◆ Work request:
Which lines of the entries contain the string "teşekkür"? Please find them and copy them.

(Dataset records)
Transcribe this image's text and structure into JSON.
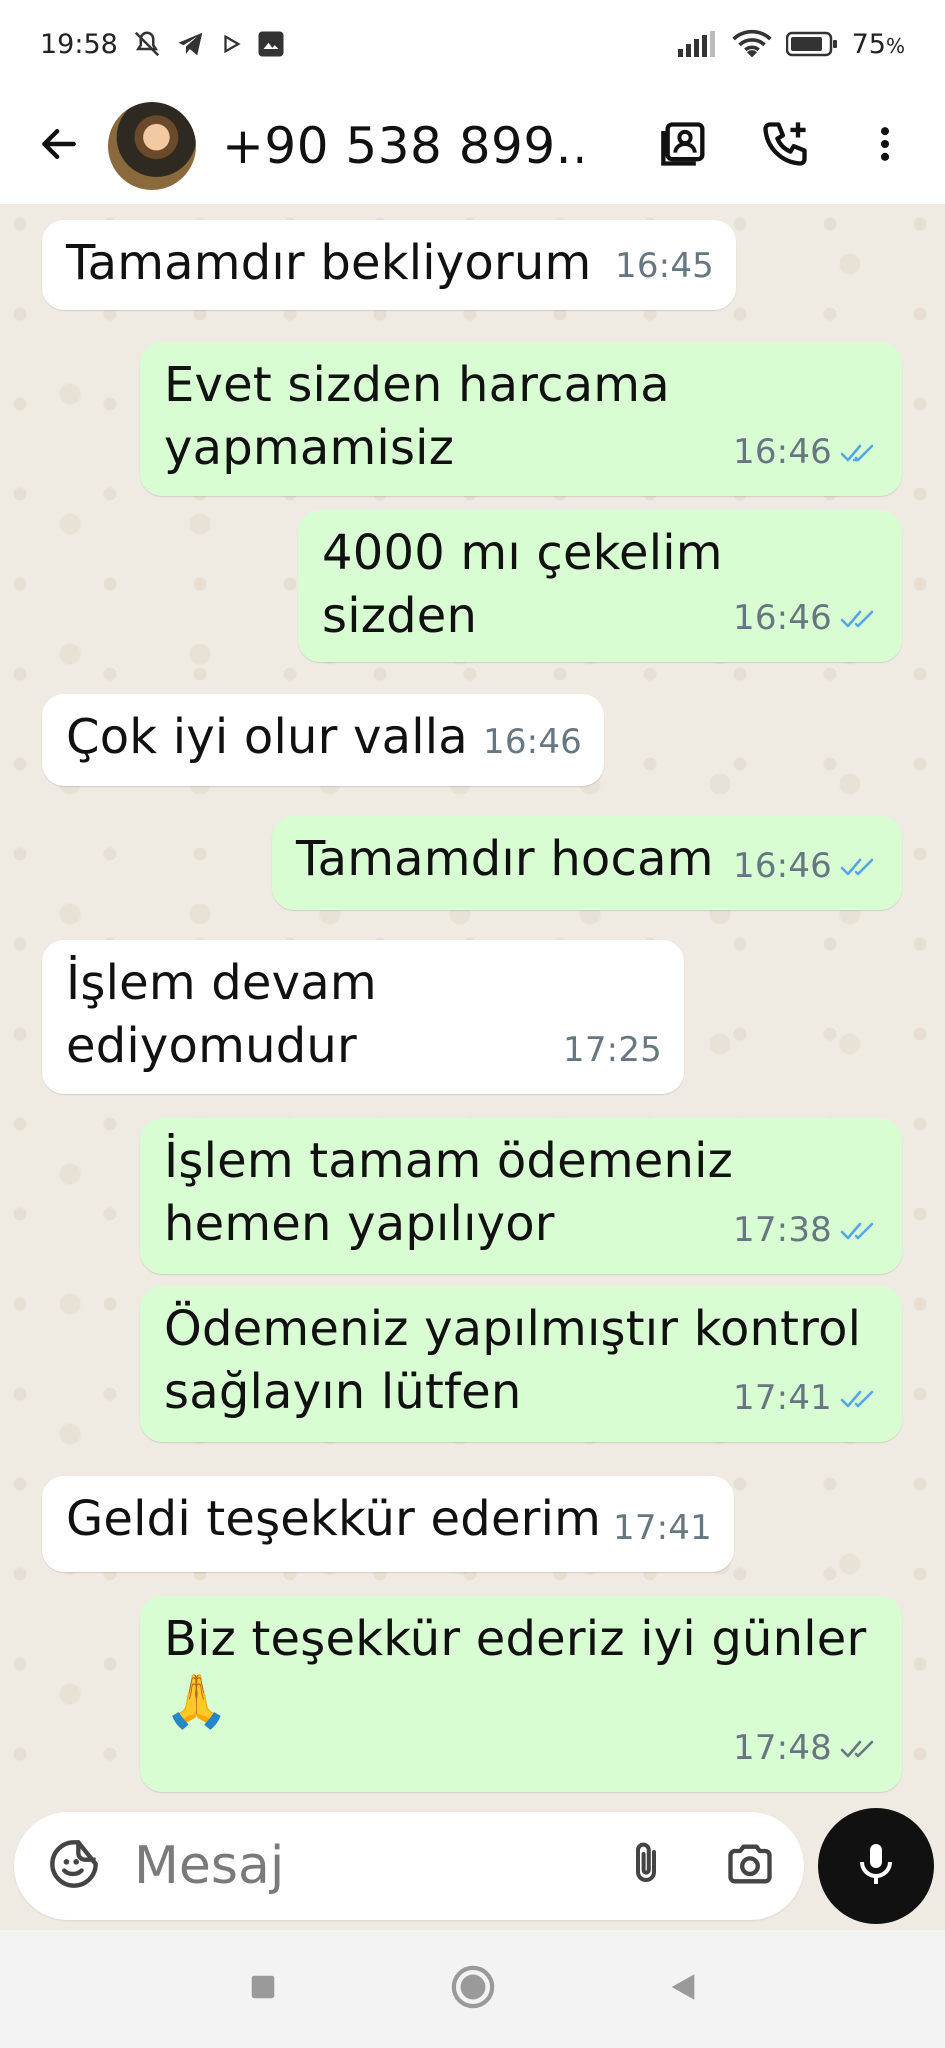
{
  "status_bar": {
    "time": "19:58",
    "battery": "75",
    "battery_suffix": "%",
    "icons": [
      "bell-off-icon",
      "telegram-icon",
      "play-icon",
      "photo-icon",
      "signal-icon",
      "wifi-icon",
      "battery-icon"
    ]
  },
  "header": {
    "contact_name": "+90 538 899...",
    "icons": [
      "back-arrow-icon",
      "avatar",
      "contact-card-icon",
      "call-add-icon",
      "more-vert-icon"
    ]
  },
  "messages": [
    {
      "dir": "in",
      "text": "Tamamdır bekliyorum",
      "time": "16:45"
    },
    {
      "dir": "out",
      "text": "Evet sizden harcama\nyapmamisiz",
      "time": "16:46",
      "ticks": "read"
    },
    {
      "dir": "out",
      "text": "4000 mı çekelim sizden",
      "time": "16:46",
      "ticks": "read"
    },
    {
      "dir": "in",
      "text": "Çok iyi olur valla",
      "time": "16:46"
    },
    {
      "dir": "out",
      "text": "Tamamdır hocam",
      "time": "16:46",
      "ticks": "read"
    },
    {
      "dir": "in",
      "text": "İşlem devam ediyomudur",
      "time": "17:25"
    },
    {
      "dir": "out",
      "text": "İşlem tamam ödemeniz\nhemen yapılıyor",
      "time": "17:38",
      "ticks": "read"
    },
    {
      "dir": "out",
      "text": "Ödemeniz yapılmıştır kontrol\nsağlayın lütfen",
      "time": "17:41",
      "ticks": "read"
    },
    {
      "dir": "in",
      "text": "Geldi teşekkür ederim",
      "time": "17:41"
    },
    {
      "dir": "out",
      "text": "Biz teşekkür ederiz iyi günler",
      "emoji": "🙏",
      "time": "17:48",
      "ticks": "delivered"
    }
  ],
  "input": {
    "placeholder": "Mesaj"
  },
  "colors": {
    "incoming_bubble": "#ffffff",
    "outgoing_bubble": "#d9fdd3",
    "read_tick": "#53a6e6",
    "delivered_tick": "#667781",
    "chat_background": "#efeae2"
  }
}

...

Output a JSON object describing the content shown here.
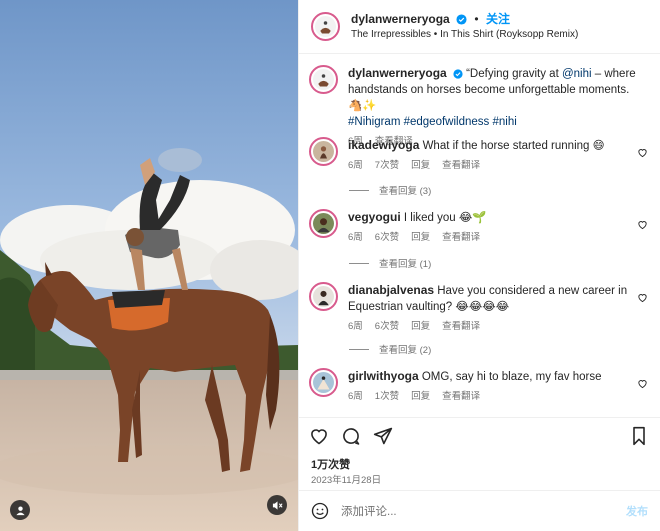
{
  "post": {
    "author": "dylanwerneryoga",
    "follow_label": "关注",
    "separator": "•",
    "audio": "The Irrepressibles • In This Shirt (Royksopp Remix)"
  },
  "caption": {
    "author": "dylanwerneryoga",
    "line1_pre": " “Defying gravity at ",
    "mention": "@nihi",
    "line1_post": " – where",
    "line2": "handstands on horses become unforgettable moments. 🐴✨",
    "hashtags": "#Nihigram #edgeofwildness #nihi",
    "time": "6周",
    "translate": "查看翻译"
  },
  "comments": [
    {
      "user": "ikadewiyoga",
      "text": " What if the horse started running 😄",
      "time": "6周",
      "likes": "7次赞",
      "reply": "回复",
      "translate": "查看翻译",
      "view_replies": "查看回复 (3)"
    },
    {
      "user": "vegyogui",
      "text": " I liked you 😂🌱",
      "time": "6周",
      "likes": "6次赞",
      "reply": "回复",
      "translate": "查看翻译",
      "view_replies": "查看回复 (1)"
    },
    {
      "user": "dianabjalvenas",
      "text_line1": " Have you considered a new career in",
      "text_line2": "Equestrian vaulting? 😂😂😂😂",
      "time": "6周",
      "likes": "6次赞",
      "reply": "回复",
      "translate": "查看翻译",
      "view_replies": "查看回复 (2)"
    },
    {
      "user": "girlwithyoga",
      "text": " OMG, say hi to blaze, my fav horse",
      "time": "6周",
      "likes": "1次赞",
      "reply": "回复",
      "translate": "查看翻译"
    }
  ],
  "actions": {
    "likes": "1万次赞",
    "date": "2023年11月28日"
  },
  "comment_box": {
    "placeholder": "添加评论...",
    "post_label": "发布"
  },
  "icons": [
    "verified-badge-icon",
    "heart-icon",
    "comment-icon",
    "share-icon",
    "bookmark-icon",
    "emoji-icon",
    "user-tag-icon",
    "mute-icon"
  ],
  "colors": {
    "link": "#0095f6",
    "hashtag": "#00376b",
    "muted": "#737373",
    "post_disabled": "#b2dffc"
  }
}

◆ Solution to this task:
      "text": "Geldi teşekkür ederim",
      "text": "Biz teşekkür ederiz iyi günler",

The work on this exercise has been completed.